## [DATA TO PROCESS]

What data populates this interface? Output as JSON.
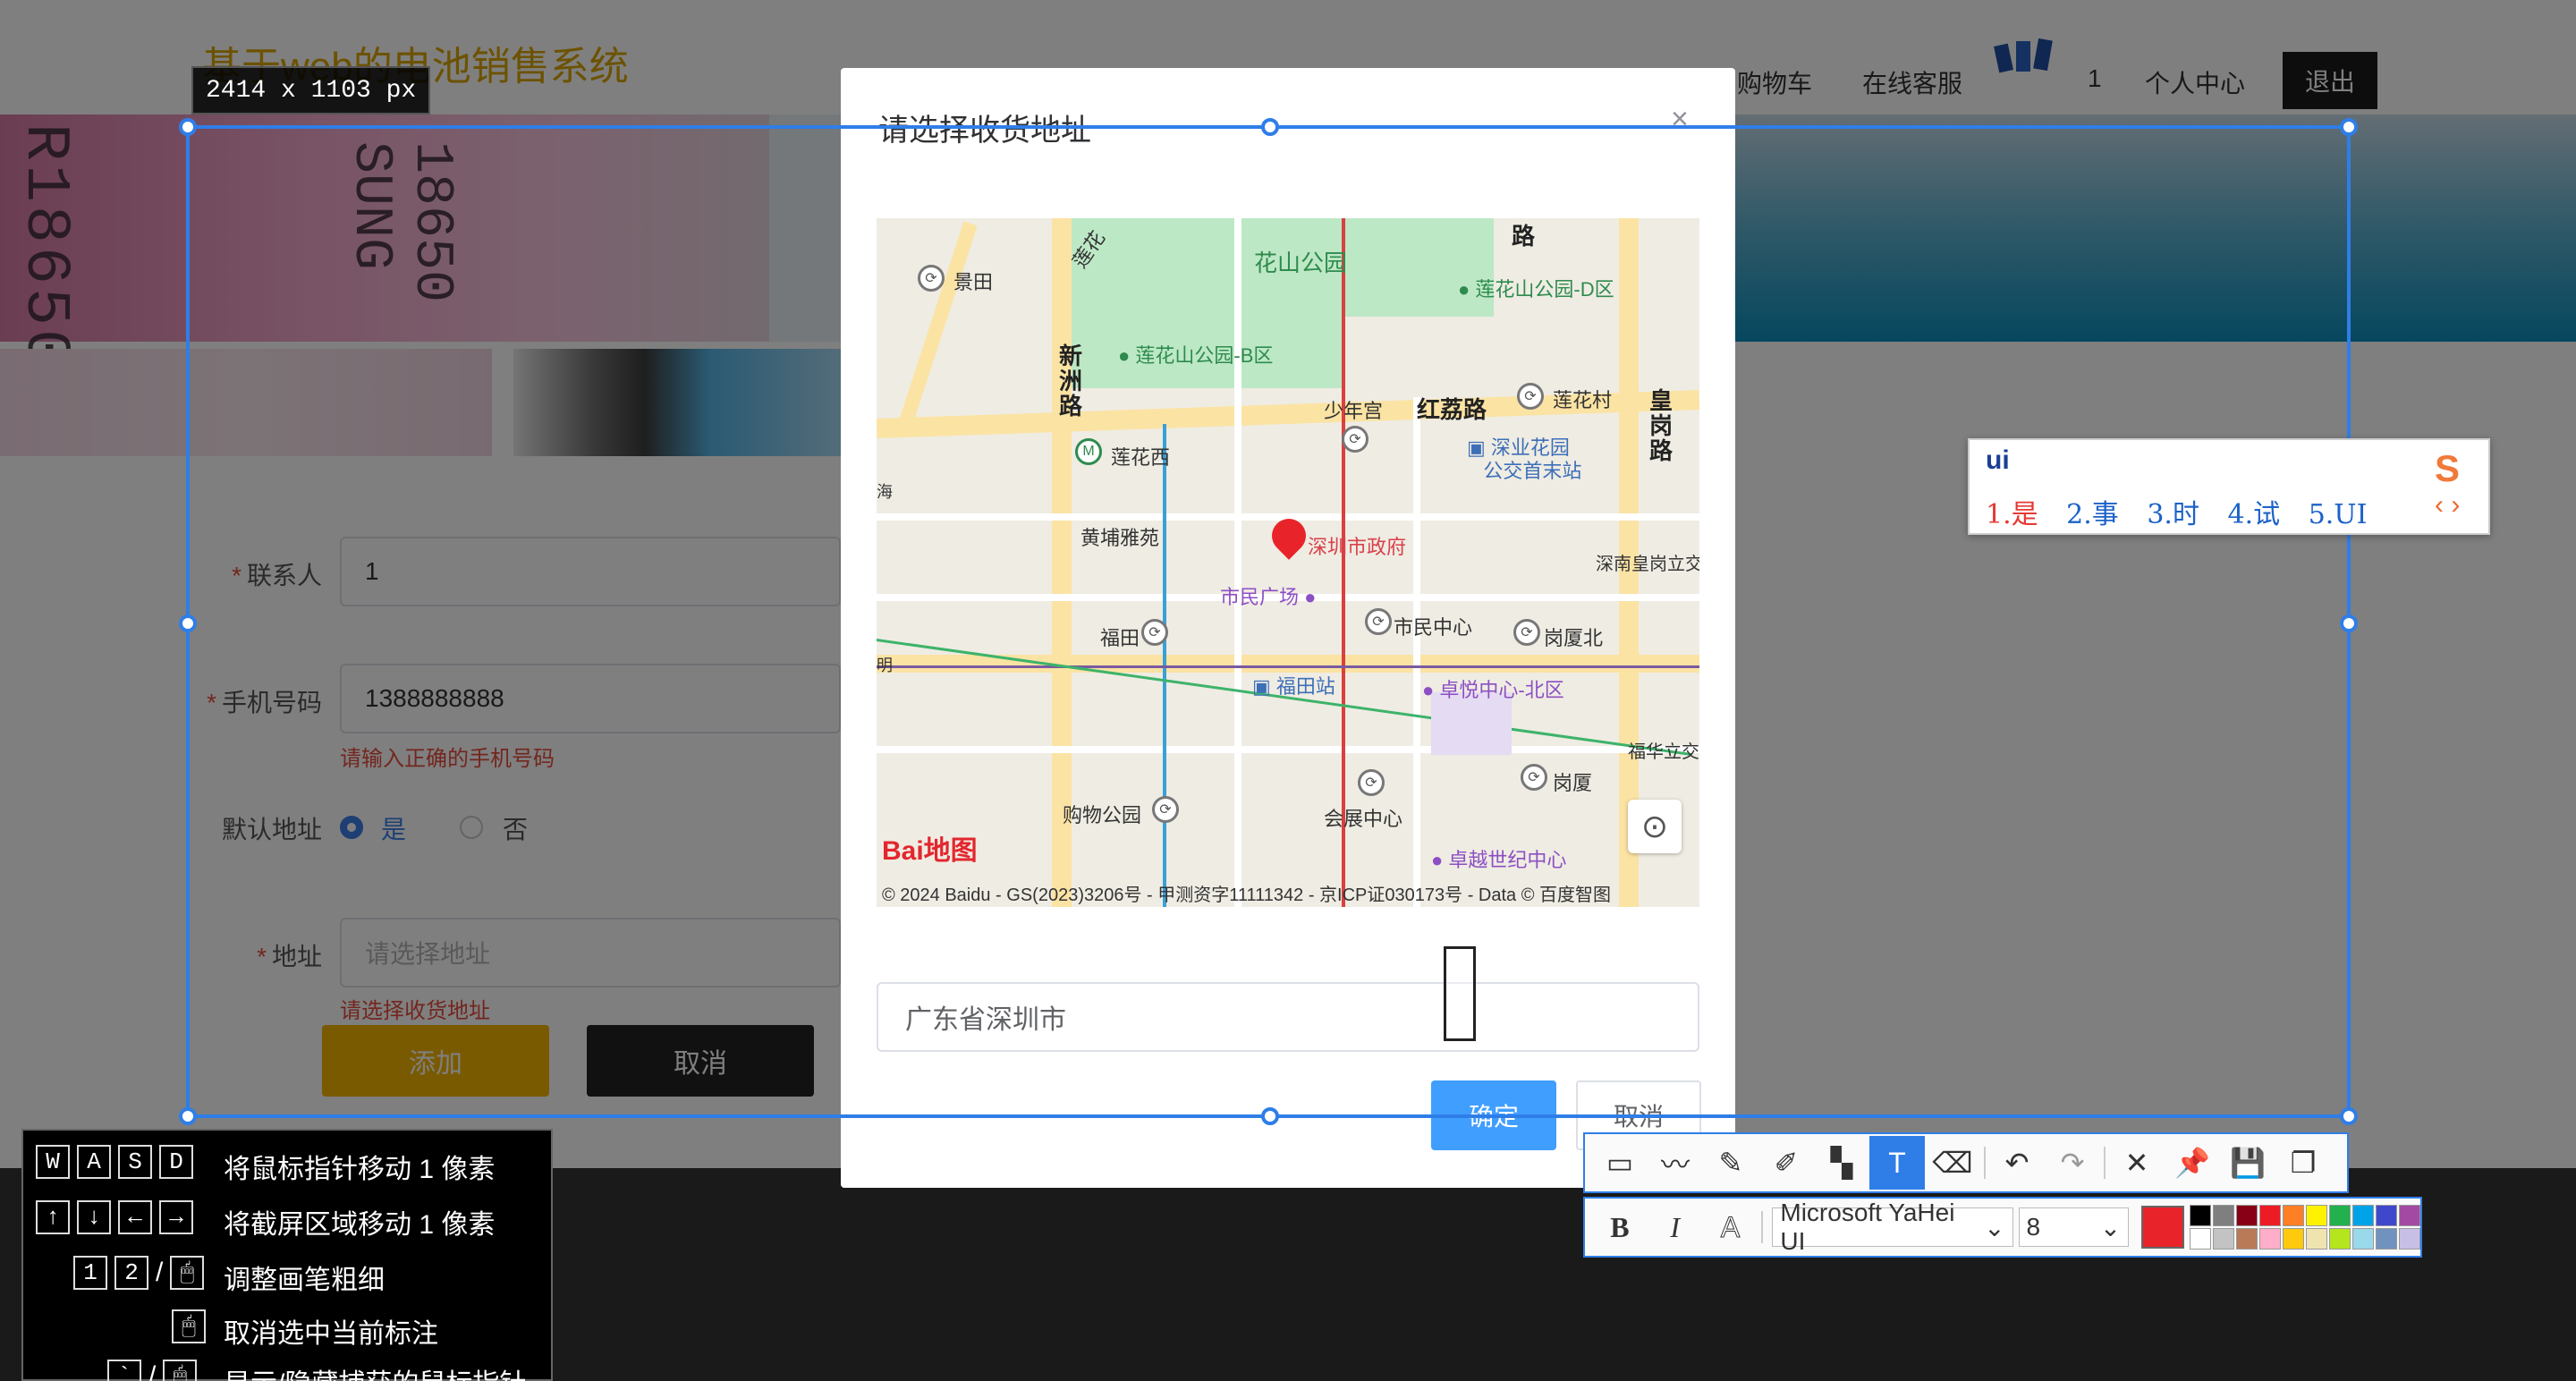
{
  "header": {
    "site_title": "基于web的电池销售系统",
    "nav": [
      "购物车",
      "在线客服"
    ],
    "cart_count": "1",
    "user_center": "个人中心",
    "logout": "退出"
  },
  "banner": {
    "print_text_left": "R18650",
    "print_text_right": "18650 SUNG"
  },
  "form": {
    "contact_label": "联系人",
    "contact_value": "1",
    "phone_label": "手机号码",
    "phone_value": "1388888888",
    "phone_error": "请输入正确的手机号码",
    "default_label": "默认地址",
    "default_yes": "是",
    "default_no": "否",
    "address_label": "地址",
    "address_placeholder": "请选择地址",
    "address_error": "请选择收货地址",
    "add_button": "添加",
    "cancel_button": "取消",
    "required_mark": "*"
  },
  "modal": {
    "title": "请选择收货地址",
    "close": "×",
    "address_value": "广东省深圳市",
    "confirm": "确定",
    "cancel": "取消"
  },
  "map": {
    "labels": {
      "jingtian": "景田",
      "lianhuashan_park": "花山公园",
      "lianhua_d": "莲花山公园-D区",
      "lianhua_b": "莲花山公园-B区",
      "xinzhou_road": "新洲路",
      "shaoniangong": "少年宫",
      "honglilu": "红荔路",
      "lianhuacun": "莲花村",
      "huanggang_road": "皇岗路",
      "lianhuaxi": "莲花西",
      "shenye_park": "深业花园",
      "bus_terminal": "公交首末站",
      "huangpuyayuan": "黄埔雅苑",
      "shenzhen_gov": "深圳市政府",
      "shenan_huanggang": "深南皇岗立交",
      "shimin_square": "市民广场",
      "futian": "福田",
      "shimin_center": "市民中心",
      "gangxia_north": "岗厦北",
      "futian_station": "福田站",
      "zhuoyue_north": "卓悦中心-北区",
      "fuhua_bridge": "福华立交",
      "gangxia": "岗厦",
      "shopping_park": "购物公园",
      "convention_center": "会展中心",
      "zhuoyue_century": "卓越世纪中心",
      "lu": "路",
      "lianhua": "莲花",
      "hai": "海",
      "ming": "明"
    },
    "logo": "Bai地图",
    "copyright": "© 2024 Baidu - GS(2023)3206号 - 甲测资字11111342 - 京ICP证030173号 - Data © 百度智图"
  },
  "capture": {
    "size_readout": "2414 x 1103  px"
  },
  "ime": {
    "input": "ui",
    "candidates": [
      "1.是",
      "2.事",
      "3.时",
      "4.试",
      "5.UI"
    ],
    "nav": "‹ ›",
    "logo": "S"
  },
  "help": {
    "rows": [
      {
        "keys": [
          "W",
          "A",
          "S",
          "D"
        ],
        "text": "将鼠标指针移动 1 像素"
      },
      {
        "keys": [
          "↑",
          "↓",
          "←",
          "→"
        ],
        "text": "将截屏区域移动 1 像素"
      },
      {
        "keys": [
          "1",
          "2",
          "/",
          "🖱"
        ],
        "text": "调整画笔粗细"
      },
      {
        "keys": [
          "🖱"
        ],
        "text": "取消选中当前标注"
      },
      {
        "keys": [
          "`",
          "/",
          "🖱"
        ],
        "text": "显示/隐藏捕获的鼠标指针"
      }
    ]
  },
  "toolbar": {
    "tools": [
      "rectangle",
      "polyline",
      "pen",
      "marker",
      "mosaic",
      "text",
      "eraser",
      "undo",
      "redo",
      "close",
      "pin",
      "save",
      "copy"
    ],
    "active": "text"
  },
  "textbar": {
    "bold": "B",
    "italic": "I",
    "outline": "A",
    "font": "Microsoft YaHei UI",
    "size": "8",
    "current_color": "#e8242a",
    "palette": [
      "#000000",
      "#7f7f7f",
      "#880015",
      "#ed1c24",
      "#ff7f27",
      "#fff200",
      "#22b14c",
      "#00a2e8",
      "#3f48cc",
      "#a349a4",
      "#ffffff",
      "#c3c3c3",
      "#b97a57",
      "#ffaec9",
      "#ffc90e",
      "#efe4b0",
      "#b5e61d",
      "#99d9ea",
      "#7092be",
      "#c8bfe7"
    ]
  }
}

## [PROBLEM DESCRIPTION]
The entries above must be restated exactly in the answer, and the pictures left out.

## [ANSWER SECTION]
What data populates this interface? Output as JSON.
{
  "header": {
    "site_title": "基于web的电池销售系统",
    "nav": [
      "购物车",
      "在线客服"
    ],
    "cart_count": "1",
    "user_center": "个人中心",
    "logout": "退出"
  },
  "banner": {
    "print_text_left": "R18650",
    "print_text_right": "18650 SUNG"
  },
  "form": {
    "contact_label": "联系人",
    "contact_value": "1",
    "phone_label": "手机号码",
    "phone_value": "1388888888",
    "phone_error": "请输入正确的手机号码",
    "default_label": "默认地址",
    "default_yes": "是",
    "default_no": "否",
    "address_label": "地址",
    "address_placeholder": "请选择地址",
    "address_error": "请选择收货地址",
    "add_button": "添加",
    "cancel_button": "取消",
    "required_mark": "*"
  },
  "modal": {
    "title": "请选择收货地址",
    "close": "×",
    "address_value": "广东省深圳市",
    "confirm": "确定",
    "cancel": "取消"
  },
  "map": {
    "labels": {
      "jingtian": "景田",
      "lianhuashan_park": "花山公园",
      "lianhua_d": "莲花山公园-D区",
      "lianhua_b": "莲花山公园-B区",
      "xinzhou_road": "新洲路",
      "shaoniangong": "少年宫",
      "honglilu": "红荔路",
      "lianhuacun": "莲花村",
      "huanggang_road": "皇岗路",
      "lianhuaxi": "莲花西",
      "shenye_park": "深业花园",
      "bus_terminal": "公交首末站",
      "huangpuyayuan": "黄埔雅苑",
      "shenzhen_gov": "深圳市政府",
      "shenan_huanggang": "深南皇岗立交",
      "shimin_square": "市民广场",
      "futian": "福田",
      "shimin_center": "市民中心",
      "gangxia_north": "岗厦北",
      "futian_station": "福田站",
      "zhuoyue_north": "卓悦中心-北区",
      "fuhua_bridge": "福华立交",
      "gangxia": "岗厦",
      "shopping_park": "购物公园",
      "convention_center": "会展中心",
      "zhuoyue_century": "卓越世纪中心",
      "lu": "路",
      "lianhua": "莲花",
      "hai": "海",
      "ming": "明"
    },
    "logo": "Bai地图",
    "copyright": "© 2024 Baidu - GS(2023)3206号 - 甲测资字11111342 - 京ICP证030173号 - Data © 百度智图"
  },
  "capture": {
    "size_readout": "2414 x 1103  px"
  },
  "ime": {
    "input": "ui",
    "candidates": [
      "1.是",
      "2.事",
      "3.时",
      "4.试",
      "5.UI"
    ],
    "nav": "‹ ›",
    "logo": "S"
  },
  "help": {
    "rows": [
      {
        "keys": [
          "W",
          "A",
          "S",
          "D"
        ],
        "text": "将鼠标指针移动 1 像素"
      },
      {
        "keys": [
          "↑",
          "↓",
          "←",
          "→"
        ],
        "text": "将截屏区域移动 1 像素"
      },
      {
        "keys": [
          "1",
          "2",
          "/",
          "🖱"
        ],
        "text": "调整画笔粗细"
      },
      {
        "keys": [
          "🖱"
        ],
        "text": "取消选中当前标注"
      },
      {
        "keys": [
          "`",
          "/",
          "🖱"
        ],
        "text": "显示/隐藏捕获的鼠标指针"
      }
    ]
  },
  "toolbar": {
    "tools": [
      "rectangle",
      "polyline",
      "pen",
      "marker",
      "mosaic",
      "text",
      "eraser",
      "undo",
      "redo",
      "close",
      "pin",
      "save",
      "copy"
    ],
    "active": "text"
  },
  "textbar": {
    "bold": "B",
    "italic": "I",
    "outline": "A",
    "font": "Microsoft YaHei UI",
    "size": "8",
    "current_color": "#e8242a",
    "palette": [
      "#000000",
      "#7f7f7f",
      "#880015",
      "#ed1c24",
      "#ff7f27",
      "#fff200",
      "#22b14c",
      "#00a2e8",
      "#3f48cc",
      "#a349a4",
      "#ffffff",
      "#c3c3c3",
      "#b97a57",
      "#ffaec9",
      "#ffc90e",
      "#efe4b0",
      "#b5e61d",
      "#99d9ea",
      "#7092be",
      "#c8bfe7"
    ]
  }
}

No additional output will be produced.